"The Deepwater oil spill was the largest in US history, however, the recorded impact on wildlife was relatively low, leading to suggestions that the
environmental damage of the disaster was actually modest," said lead author Dr Rob Williams from the University of British Columbia. "This is
because reports have implied that the number of carcasses recovered, 101, equals the number of animals killed by the spill."
The team focused their research on 14 species of cetacean, an order of mammals including whales and dolphins.

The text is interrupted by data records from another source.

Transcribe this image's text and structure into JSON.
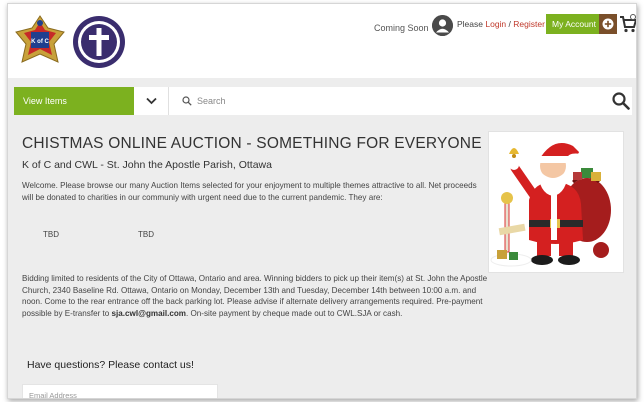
{
  "header": {
    "coming_soon": "Coming Soon",
    "please": "Please ",
    "login": "Login",
    "separator": " / ",
    "register": "Register",
    "my_account": "My Account",
    "logo_kofc_text": "K of C"
  },
  "search": {
    "view_items": "View Items",
    "placeholder": "Search"
  },
  "content": {
    "title": "CHISTMAS ONLINE AUCTION - SOMETHING FOR EVERYONE",
    "subtitle": "K of C and CWL - St. John the Apostle Parish, Ottawa",
    "intro": "Welcome. Please browse our many Auction Items selected for your enjoyment to multiple themes attractive to all. Net proceeds will be donated to charities in our communiy with urgent need due to the current pandemic. They are:",
    "tbd_1": "TBD",
    "tbd_2": "TBD",
    "bidding_pre": "Bidding limited to residents of the City of Ottawa, Ontario and area. Winning bidders to pick up their item(s) at St. John the Apostle Church, 2340 Baseline Rd. Ottawa, Ontario on Monday, December 13th and Tuesday, December 14th between 10:00 a.m. and noon. Come to the rear entrance off the back parking lot. Please advise if alternate delivery arrangements required. Pre-payment possible by E-transfer to ",
    "bidding_email": "sja.cwl@gmail.com",
    "bidding_post": ". On-site payment by cheque made out to CWL.SJA or cash."
  },
  "contact": {
    "heading": "Have questions? Please contact us!",
    "email_placeholder": "Email Address"
  },
  "colors": {
    "accent_green": "#7cb11f",
    "brown": "#7a4f2a",
    "link_red": "#c0392b"
  },
  "icons": [
    "kofc-logo",
    "cwl-logo",
    "user-icon",
    "plus-circle-icon",
    "cart-icon",
    "chevron-down-icon",
    "search-icon",
    "santa-image"
  ]
}
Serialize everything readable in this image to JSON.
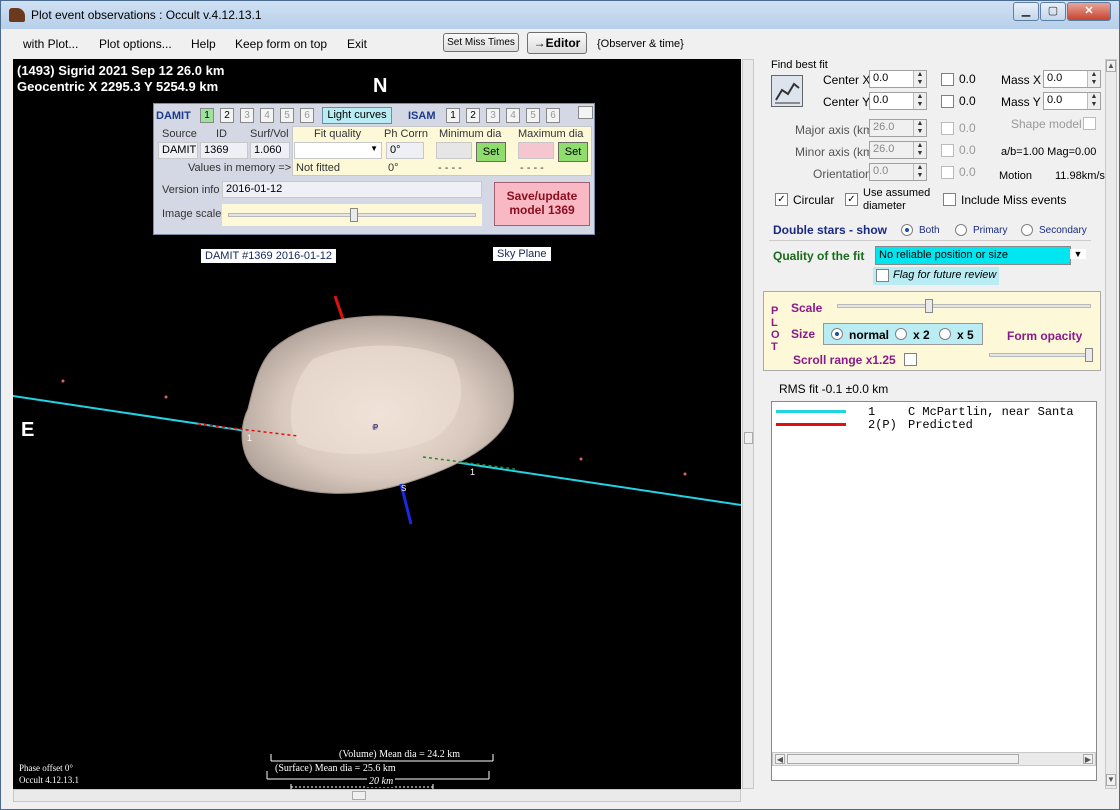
{
  "window": {
    "title": "Plot event observations : Occult v.4.12.13.1"
  },
  "menu": {
    "with_plot": "with Plot...",
    "plot_options": "Plot options...",
    "help": "Help",
    "keep_on_top": "Keep form on top",
    "exit": "Exit",
    "set_miss_times": "Set Miss Times",
    "editor": "→Editor",
    "observer_time": "{Observer & time}"
  },
  "plot": {
    "header_line1": "(1493) Sigrid  2021 Sep 12   26.0 km",
    "header_line2": "Geocentric  X  2295.3  Y 5254.9 km",
    "north": "N",
    "east": "E",
    "damit_label": "DAMIT #1369 2016-01-12",
    "sky_plane": "Sky Plane",
    "phase_offset": "Phase offset 0°",
    "occult_version": "Occult 4.12.13.1",
    "vol_dia": "(Volume) Mean dia = 24.2 km",
    "surf_dia": "(Surface) Mean dia = 25.6 km",
    "scale_km": "20 km",
    "chord_label1": "1",
    "chord_label2": "1",
    "pole_p": "P",
    "pole_s": "S"
  },
  "damit": {
    "title": "DAMIT",
    "numbers": [
      "1",
      "2",
      "3",
      "4",
      "5",
      "6"
    ],
    "light_curves": "Light curves",
    "isam": "ISAM",
    "isam_numbers": [
      "1",
      "2",
      "3",
      "4",
      "5",
      "6"
    ],
    "source_h": "Source",
    "id_h": "ID",
    "surfvol_h": "Surf/Vol",
    "source": "DAMIT",
    "id": "1369",
    "surfvol": "1.060",
    "fit_quality_h": "Fit quality",
    "ph_corrn_h": "Ph Corrn",
    "min_dia_h": "Minimum dia",
    "max_dia_h": "Maximum dia",
    "ph_corrn": "0°",
    "set": "Set",
    "values_in_memory": "Values in memory =>",
    "not_fitted": "Not fitted",
    "mem_ph": "0°",
    "dash1": "- - - -",
    "dash2": "- - - -",
    "version_info_h": "Version info",
    "version_info": "2016-01-12",
    "image_scale_h": "Image scale",
    "save_update": "Save/update",
    "model": "model  1369"
  },
  "right": {
    "find_best_fit": "Find best fit",
    "center_x": "Center X",
    "center_x_v": "0.0",
    "cx_chk": "0.0",
    "center_y": "Center Y",
    "center_y_v": "0.0",
    "cy_chk": "0.0",
    "mass_x": "Mass X",
    "mass_x_v": "0.0",
    "mass_y": "Mass Y",
    "mass_y_v": "0.0",
    "major_axis": "Major axis (km)",
    "major_v": "26.0",
    "major_chk": "0.0",
    "minor_axis": "Minor axis (km)",
    "minor_v": "26.0",
    "minor_chk": "0.0",
    "orientation": "Orientation",
    "orient_v": "0.0",
    "orient_chk": "0.0",
    "shape_model": "Shape model",
    "ab_mag": "a/b=1.00  Mag=0.00",
    "motion": "Motion",
    "motion_v": "11.98km/s",
    "circular": "Circular",
    "use_assumed": "Use assumed",
    "diameter": "diameter",
    "include_miss": "Include Miss events",
    "double_stars": "Double stars - show",
    "both": "Both",
    "primary": "Primary",
    "secondary": "Secondary",
    "quality_fit": "Quality of the fit",
    "quality_value": "No reliable position or size",
    "flag_review": "Flag for future review",
    "plot_letters": [
      "P",
      "L",
      "O",
      "T"
    ],
    "scale": "Scale",
    "size": "Size",
    "normal": "normal",
    "x2": "x 2",
    "x5": "x 5",
    "form_opacity": "Form opacity",
    "scroll_range": "Scroll range x1.25",
    "rms_fit": "RMS fit -0.1 ±0.0 km"
  },
  "legend": {
    "rows": [
      {
        "num": "1",
        "text": "C McPartlin, near Santa",
        "color": "#22d3e6"
      },
      {
        "num": "2(P)",
        "text": "Predicted",
        "color": "#e01010"
      }
    ]
  }
}
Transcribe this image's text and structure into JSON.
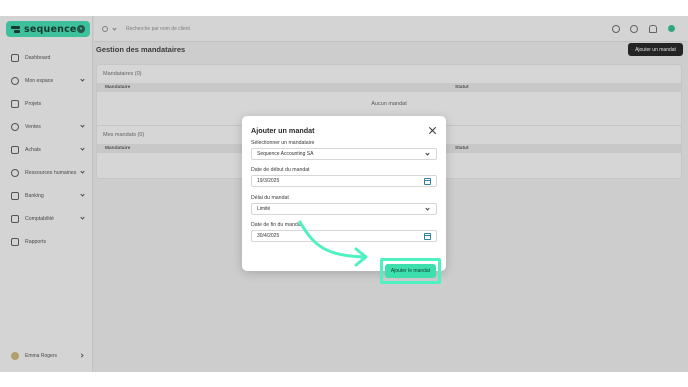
{
  "brand": {
    "name": "sequence",
    "color": "#3dd9ad"
  },
  "sidebar": {
    "items": [
      {
        "label": "Dashboard",
        "icon": "home-icon",
        "chevron": false
      },
      {
        "label": "Mon espace",
        "icon": "person-icon",
        "chevron": true
      },
      {
        "label": "Projets",
        "icon": "checklist-icon",
        "chevron": false
      },
      {
        "label": "Ventes",
        "icon": "wallet-icon",
        "chevron": true
      },
      {
        "label": "Achats",
        "icon": "bag-icon",
        "chevron": true
      },
      {
        "label": "Ressources humaines",
        "icon": "people-icon",
        "chevron": true
      },
      {
        "label": "Banking",
        "icon": "bank-icon",
        "chevron": true
      },
      {
        "label": "Comptabilité",
        "icon": "calculator-icon",
        "chevron": true
      },
      {
        "label": "Rapports",
        "icon": "chart-icon",
        "chevron": false
      }
    ],
    "user": {
      "name": "Emma Rogers"
    }
  },
  "topbar": {
    "search_placeholder": "Recherche par nom de client"
  },
  "page": {
    "title": "Gestion des mandataires",
    "add_button": "Ajouter un mandat"
  },
  "sections": {
    "mandataires": {
      "title": "Mandataires (0)",
      "col_mandataire": "Mandataire",
      "col_statut": "Statut",
      "empty": "Aucun mandat"
    },
    "mes_mandats": {
      "title": "Mes mandats (0)",
      "col_mandataire": "Mandataire",
      "col_statut": "Statut"
    }
  },
  "dialog": {
    "title": "Ajouter un mandat",
    "mandataire_label": "Sélectionner un mandataire",
    "mandataire_value": "Sequence Accounting SA",
    "start_label": "Date de début du mandat",
    "start_value": "19/3/2025",
    "delay_label": "Délai du mandat",
    "delay_value": "Limité",
    "end_label": "Date de fin du mandat",
    "end_value": "30/4/2025",
    "submit": "Ajouter le mandat"
  },
  "highlight_color": "#4ff0c2"
}
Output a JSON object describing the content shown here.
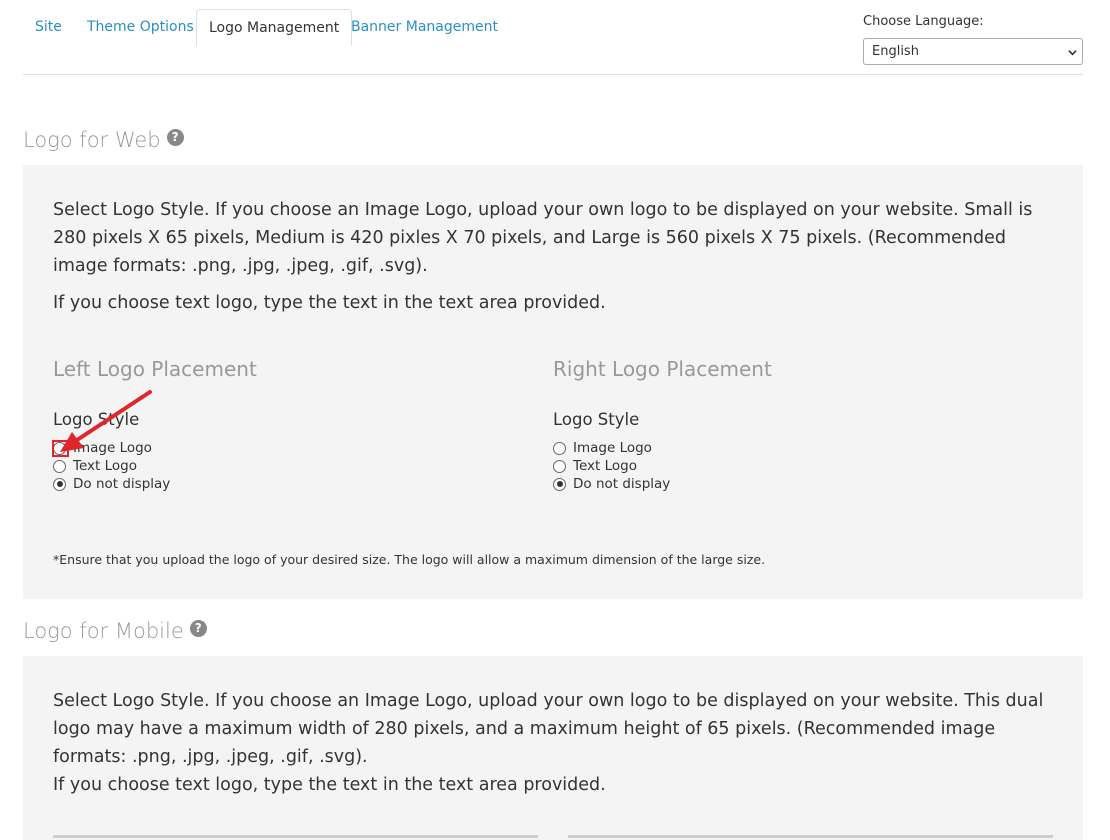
{
  "tabs": [
    {
      "label": "Site"
    },
    {
      "label": "Theme Options"
    },
    {
      "label": "Logo Management"
    },
    {
      "label": "Banner Management"
    }
  ],
  "language": {
    "label": "Choose Language:",
    "selected": "English"
  },
  "web": {
    "title": "Logo for Web",
    "para1": "Select Logo Style. If you choose an Image Logo, upload your own logo to be displayed on your website. Small is 280 pixels X 65 pixels, Medium is 420 pixles X 70 pixels, and Large is 560 pixels X 75 pixels. (Recommended image formats: .png, .jpg, .jpeg, .gif, .svg).",
    "para2": "If you choose text logo, type the text in the text area provided.",
    "left": {
      "title": "Left Logo Placement",
      "style_label": "Logo Style",
      "options": [
        "Image Logo",
        "Text Logo",
        "Do not display"
      ],
      "selected": "Do not display"
    },
    "right": {
      "title": "Right Logo Placement",
      "style_label": "Logo Style",
      "options": [
        "Image Logo",
        "Text Logo",
        "Do not display"
      ],
      "selected": "Do not display"
    },
    "note": "*Ensure that you upload the logo of your desired size. The logo will allow a maximum dimension of the large size."
  },
  "mobile": {
    "title": "Logo for Mobile",
    "para1": "Select Logo Style. If you choose an Image Logo, upload your own logo to be displayed on your website. This dual logo may have a maximum width of 280 pixels, and a maximum height of 65 pixels. (Recommended image formats: .png, .jpg, .jpeg, .gif, .svg).",
    "para2": "If you choose text logo, type the text in the text area provided."
  },
  "colors": {
    "link": "#2a8fc7",
    "panel_bg": "#f4f4f4",
    "annotation": "#e0262b"
  }
}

While the number of recovered carcasses
has been assumed to equal the number of deaths, the team argues that marine conditions and the fact that many deaths will have occurred far from shore
mean recovered carcasses will only account for a small proportion of deaths.
Only 2% of deaths recorded every year
To illustrate their point, the team multiplied recent species abundance estimates by the species mortality rate. An annual carcass recovery rate was
then estimated by dividing the mean number of observed strandings each year by the estimate of annual mortality.
The team's analysis suggests that only 2% of cetacean carcasses were ever historically recovered after their deaths in this region, meaning
that the true death toll from the Deepwater Horizon disaster could be 50 times higher than the number of deaths currently estimated.
The data has obviously been mishandled and misconstrued intentionally
to mislead people! It is so obvious and I can't say I didn't expect this,
mega corporate entity like BP would act in the same kind of way. Devious, manipulative and deceitful in order to minimize public chastising
Carcass count highly misleading
"This figure illustrates that carcass counts are hugely misleading, if used to measure the disaster's death toll," said co-author Scott Kraus of the
New England Aquarium "No study on carcass recovery from strandings has ever recovered anything close to 100% of the deaths occurring in any cetacean
population. The highest rate we found was only 6.2%, which implied 16 deaths for every carcass recovered."
Now obviously we cannot expect them to be able to recover all the carcases.. but that is not the point. The fact of the matter is, they knew
the amount of carcases they recovered was nowhere near the real number.. and yet they parade the data as if it is the full extent of their damage. It
is truly disgusting and it angers me a lot.
edit on 26/10/2010 by TechUnique because: (no reason